I LOVE hiking. But most of the time, I feel like hiking doesn’t like me. I don’t hike very often, just in small spurts. Every few weekends I might go on a seven-mile hike (short, but long enough to feel like an actual hike), or a three-day-long camping trip where I hike every day. In between, though, I don’t get out much. My exercise consists of regular old weightlifting and (very) occasional cardio. Of course, this is a recipe for suffering on
the easiest of hikes, but I think there’s something more because I felt this way even after a summer of working on a farm.
Imagine my surprise, then, of realizing on mile eight of the ten-mile hike out of the Grand Canyon that I hadn’t felt any of the usual strains on my body or the constant mental battle that afflict me on every hike. The Bright Angel Trail, which connects Phantom Ranch at the bottom of the canyon to Grand Canyon Village on the rim, revealed to me that there is one hike that doesn’t hate me.
I set out of Phantom Ranch at about 9am a mix of emotions – wanting to cry because I
didn’t want to hike out, wanting to cry because of the pain I anticipated up ahead, and a tiny hint of excitement at the challenge. The first part of the trail was pebbly and ran along the Colorado River, and I admit it felt a little monotonous – not the greatest start to a four-to-five hour hike. But as I moved on, I started walking throughmini canyons and trickling brooks, and a strip of lush oasis that I didn’t know could exist in a desert.
It was incredible. The sun was shining down, blue skies were up above, and on both sides of me were walls of red stone that had the most fascinating ridges and terraces. The sun was beating down in the dry heat, yet I was mesmerized by the (imagined?) cool breeze that seemed to waft off the brook running down below.

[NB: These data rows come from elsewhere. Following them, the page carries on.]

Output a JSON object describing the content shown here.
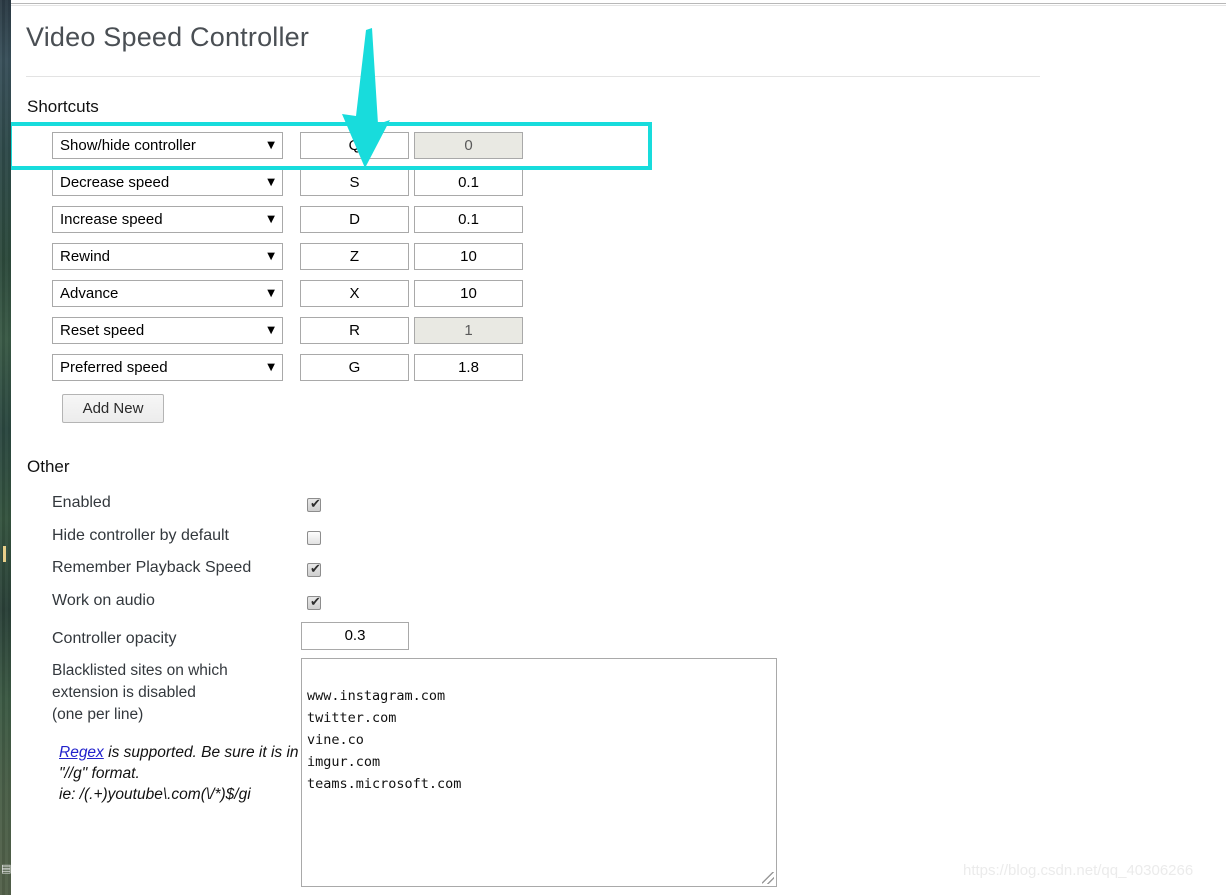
{
  "window": {
    "tab_indicator_color": "#ef5b25",
    "page_background": "#ffffff"
  },
  "header": {
    "title": "Video Speed Controller"
  },
  "sections": {
    "shortcuts_heading": "Shortcuts",
    "other_heading": "Other"
  },
  "shortcuts": {
    "add_new_label": "Add New",
    "caret_glyph": "▼",
    "rows": [
      {
        "action": "Show/hide controller",
        "key": "Q",
        "value": "0",
        "value_disabled": true,
        "highlighted": true
      },
      {
        "action": "Decrease speed",
        "key": "S",
        "value": "0.1",
        "value_disabled": false,
        "highlighted": false
      },
      {
        "action": "Increase speed",
        "key": "D",
        "value": "0.1",
        "value_disabled": false,
        "highlighted": false
      },
      {
        "action": "Rewind",
        "key": "Z",
        "value": "10",
        "value_disabled": false,
        "highlighted": false
      },
      {
        "action": "Advance",
        "key": "X",
        "value": "10",
        "value_disabled": false,
        "highlighted": false
      },
      {
        "action": "Reset speed",
        "key": "R",
        "value": "1",
        "value_disabled": true,
        "highlighted": false
      },
      {
        "action": "Preferred speed",
        "key": "G",
        "value": "1.8",
        "value_disabled": false,
        "highlighted": false
      }
    ]
  },
  "other": {
    "checkboxes": [
      {
        "label": "Enabled",
        "checked": true
      },
      {
        "label": "Hide controller by default",
        "checked": false
      },
      {
        "label": "Remember Playback Speed",
        "checked": true
      },
      {
        "label": "Work on audio",
        "checked": true
      }
    ],
    "tick_glyph": "✔",
    "opacity": {
      "label": "Controller opacity",
      "value": "0.3"
    },
    "blacklist": {
      "label": "Blacklisted sites on which extension is disabled (one per line)",
      "note_link": "Regex",
      "note_rest": " is supported. Be sure it is in \"//g\" format.\nie: /(.+)youtube\\.com(\\/*)$/gi",
      "value": "www.instagram.com\ntwitter.com\nvine.co\nimgur.com\nteams.microsoft.com"
    }
  },
  "annotation": {
    "color": "#18dcdc",
    "highlight_target": "Show/hide controller row",
    "arrow_target": "Q key field"
  },
  "watermark": {
    "text": "https://blog.csdn.net/qq_40306266"
  }
}
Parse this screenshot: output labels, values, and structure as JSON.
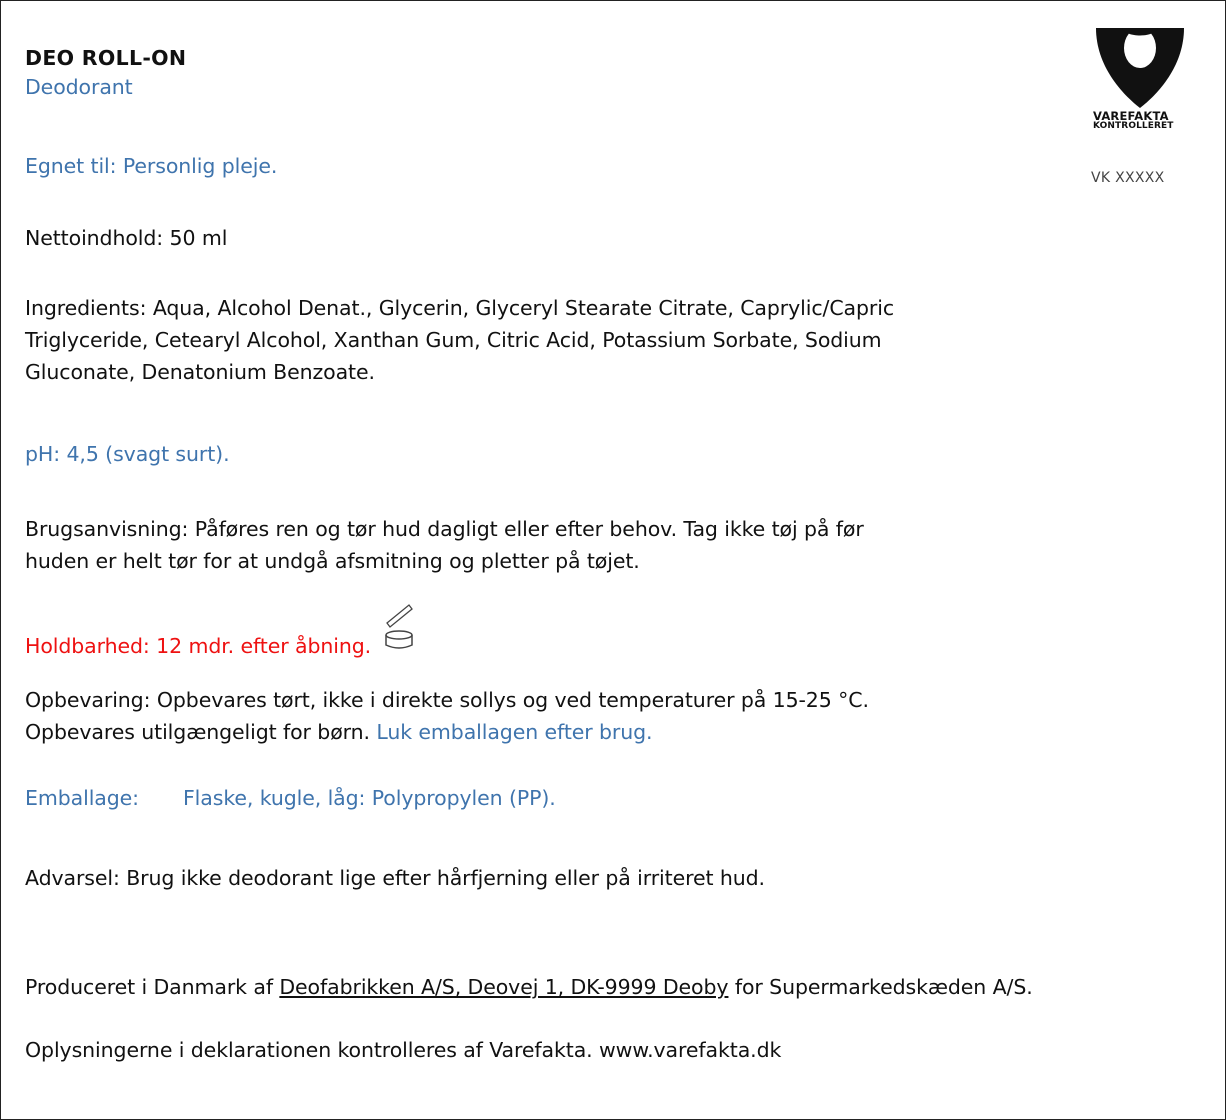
{
  "product": {
    "name": "DEO ROLL-ON",
    "type": "Deodorant"
  },
  "logo": {
    "brand": "VAREFAKTA",
    "sub": "KONTROLLERET",
    "code": "VK XXXXX"
  },
  "suitable": {
    "label": "Egnet til:",
    "value": "Personlig pleje."
  },
  "net": {
    "label": "Nettoindhold:",
    "value": "50 ml"
  },
  "ingredients": {
    "label": "Ingredients:",
    "line1": "Aqua, Alcohol Denat., Glycerin, Glyceryl Stearate Citrate, Caprylic/Capric",
    "line2": "Triglyceride, Cetearyl Alcohol, Xanthan Gum, Citric Acid, Potassium Sorbate, Sodium",
    "line3": "Gluconate, Denatonium Benzoate."
  },
  "ph": {
    "label": "pH:",
    "value": "4,5 (svagt surt)."
  },
  "usage": {
    "label": "Brugsanvisning:",
    "line1": "Påføres ren og tør hud dagligt eller efter behov. Tag ikke tøj på før",
    "line2": "huden er helt tør for at undgå afsmitning og pletter på tøjet."
  },
  "shelf_life": {
    "label": "Holdbarhed:",
    "value": "12 mdr. efter åbning.",
    "icon": "pao-open-jar-icon"
  },
  "storage": {
    "label": "Opbevaring:",
    "line1": "Opbevares tørt, ikke i direkte sollys og ved temperaturer på 15-25 °C.",
    "line2_black": "Opbevares utilgængeligt for børn.",
    "line2_blue": "Luk emballagen efter brug."
  },
  "packaging": {
    "label": "Emballage:",
    "value": "Flaske, kugle, låg: Polypropylen (PP)."
  },
  "warning": {
    "label": "Advarsel",
    "value": ": Brug ikke deodorant lige efter hårfjerning eller på irriteret hud."
  },
  "producer": {
    "prefix": "Produceret i Danmark af",
    "link": "Deofabrikken A/S, Deovej 1, DK-9999 Deoby",
    "suffix": "for Supermarkedskæden A/S."
  },
  "control": {
    "text": "Oplysningerne i deklarationen kontrolleres af Varefakta. www.varefakta.dk"
  },
  "colors": {
    "accent_blue": "#3f74ad",
    "warning_red": "#ee1111",
    "text": "#111111"
  }
}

I stopped in Indian Gardens for a quick lunch, but was out of there as quickly as possible. Unheard of for me, as I love to eat and I love to linger. Yet something was pushing me forward, telling me that to continue moving didn’t necessarily mean to overlook the minutia of the beauty that surrounded me.
I’ve never felt more weightless, with boundless energy, on a hike before. Looking up at the rising rocks above, I didn’t feel any fear, just the hope that they would remain that high above me so that I could keep on hiking in this cloud of bliss.
This dream did have to come to an end at some point, though. The last mile or so was the only point at which I felt fatigued. The switchbacks and sudden increase in other hikers made me acutely aware of how far I had hiked and how close I was, yet how much more time it would take. This was the only time that my pace started to slow, that the usual thoughts began nudging the edges of my thoughts (though they never managed to push their way completely in!).
When I got to the top at around 2pm, I collapsed onto a benchin a daze. It felt so surreal, to have been down at the bottom of the canyon several hours ago to being surrounded by hundreds of other tourists milling about. Where was that oasis that I had just been in? The abundant greenery, huge canyon walls close enough to touch, the small secludedbubble that I seemed to be in as I hiked along, that at the same time seemed to expand endlessly into the landscape aroundme?
I tried to retreat inward, to grasp at that feeling of weightlessness that I had been wrapped up in. It lingered, it really did, but then I had to let it go. To acknowledge that the place I was in now was no longer that moment. But I’ll always remember that feeling I had.Just me, the trail ahead that I never wanted to end, and the act of walking – which to an onlooker might seem to have had the purpose of reaching the end, but which to me was a goal-less yet immensely purposeful act.